Feeling silly and too tired to sleep, we began to talk, sharing our backgrounds and childhoods. They could not have been more different. We had been raised in separate, but somewhat parallel universes. I found that my roommate's experiences were even more different from mine than those of stewardesses from other countries. While I had grown up in an atmosphere of comfortable safety, acceptance and naïve trust, my roommate's family, who was from the deep South, had faced severe racial hatred and even violence at times. Her stories amazed me. If you shook her family tree, a lot of traumatized ancestors would fall out, and that legacy of trauma had continued. Her family had never felt safe in their town. From an early age, my roommate had grownup responsibilities, including the raising and protecting of her younger siblings, jobs to support the family, and hard work to win scholarships for college.

One thing in particular that she told me has stuck with me all these years. Her mother, despite the fact that she worked as a "domestic" in the homes of white families, treated herself to a manicure every single week. If she was going to have to work with her hands, then those hands were going to look good! I could never remember my mother ever having had a single manicure.

Like two teenage girls having a slumber party, we began talking about our hair. Hers was the traditional African-American hairstyle being worn at that time, a la Angela Davis. Mine was the long, blonde and pencil straight hair a la Mary Travers of Peter, Paul and Mary.
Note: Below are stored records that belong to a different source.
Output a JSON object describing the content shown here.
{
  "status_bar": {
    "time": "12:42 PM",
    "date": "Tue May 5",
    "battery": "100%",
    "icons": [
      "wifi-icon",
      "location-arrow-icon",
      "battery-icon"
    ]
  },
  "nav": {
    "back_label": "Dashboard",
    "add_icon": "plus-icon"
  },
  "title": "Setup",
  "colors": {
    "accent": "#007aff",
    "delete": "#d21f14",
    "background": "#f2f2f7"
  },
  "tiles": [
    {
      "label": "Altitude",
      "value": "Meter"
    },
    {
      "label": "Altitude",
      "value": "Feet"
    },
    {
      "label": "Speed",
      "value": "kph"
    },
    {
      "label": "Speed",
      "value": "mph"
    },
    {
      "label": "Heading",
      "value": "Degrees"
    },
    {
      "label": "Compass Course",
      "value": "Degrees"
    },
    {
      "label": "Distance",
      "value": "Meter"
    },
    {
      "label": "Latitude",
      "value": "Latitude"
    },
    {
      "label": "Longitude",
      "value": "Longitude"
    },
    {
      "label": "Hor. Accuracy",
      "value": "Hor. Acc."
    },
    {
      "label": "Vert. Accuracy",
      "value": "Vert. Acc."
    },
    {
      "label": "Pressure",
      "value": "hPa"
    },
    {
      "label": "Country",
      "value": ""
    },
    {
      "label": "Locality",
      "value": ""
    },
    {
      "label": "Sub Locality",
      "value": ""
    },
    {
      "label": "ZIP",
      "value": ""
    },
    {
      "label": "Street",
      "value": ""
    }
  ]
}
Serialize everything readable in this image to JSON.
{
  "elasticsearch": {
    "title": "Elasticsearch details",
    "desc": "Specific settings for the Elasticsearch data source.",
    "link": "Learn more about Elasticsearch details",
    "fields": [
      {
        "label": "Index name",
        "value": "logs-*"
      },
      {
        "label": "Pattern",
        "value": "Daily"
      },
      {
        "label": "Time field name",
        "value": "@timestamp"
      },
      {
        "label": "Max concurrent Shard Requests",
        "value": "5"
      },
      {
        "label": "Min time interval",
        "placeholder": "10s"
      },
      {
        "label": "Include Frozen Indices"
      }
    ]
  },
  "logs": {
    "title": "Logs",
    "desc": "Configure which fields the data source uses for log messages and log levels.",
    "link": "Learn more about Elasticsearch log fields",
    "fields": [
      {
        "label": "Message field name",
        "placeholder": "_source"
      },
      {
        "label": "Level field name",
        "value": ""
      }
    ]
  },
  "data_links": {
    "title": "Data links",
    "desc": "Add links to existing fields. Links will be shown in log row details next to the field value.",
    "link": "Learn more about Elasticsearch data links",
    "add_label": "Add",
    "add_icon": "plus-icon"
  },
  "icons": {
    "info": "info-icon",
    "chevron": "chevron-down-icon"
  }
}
She showed me how she could place her hair wherever she wanted it to go, and it would stay there. She "rolled" it at night by simply curling it around her fingers in perfect curls. I got to experiment with it too, and wherever I moved her hair, it would stay put! I had never seen hair that cooperated like that. Thinking that she could comb my hair and easily style it, my roommate soon found out how unruly it actually is. She tried pinning it up, and saw how it just slipped out of barrettes and clips. My hair is heavy, hangs out any curl I try to put in it, and in general doesn't want to do anything I would like it to do.

I remember thinking during that night that somehow, in belonging to the larger world that Pan Am afforded us, two women from different backgrounds could play "beauty shop." In other words, two people who felt equally foreign in a foreign land managed to bond and transcend some of the racial divide between us. Touching each other's hair was a physical manifestation of crossing the kinds of barriers we'd witnessed our entire lives growing up in the South.

I came away from this experience in Senegal greatly enriched, and admiring of this lovely African-American Pan Am stewardess. She possessed strength, competence and dignity that I understood came from adversity. I often thought of her when I later took my mother on trips around the world, and insisted each time that my mother get manicures! It's about dignity. Lately I've heard in movies and on television about the conflicted feelings that African-American women have about so-called "good hair." For some, "good hair" is the hair that many white women have--long and straight. I hope that if my roommate is out there somewhere and remembers our African layover, she knows in her heart that so-called "good hair" isn't all it's cracked up to be!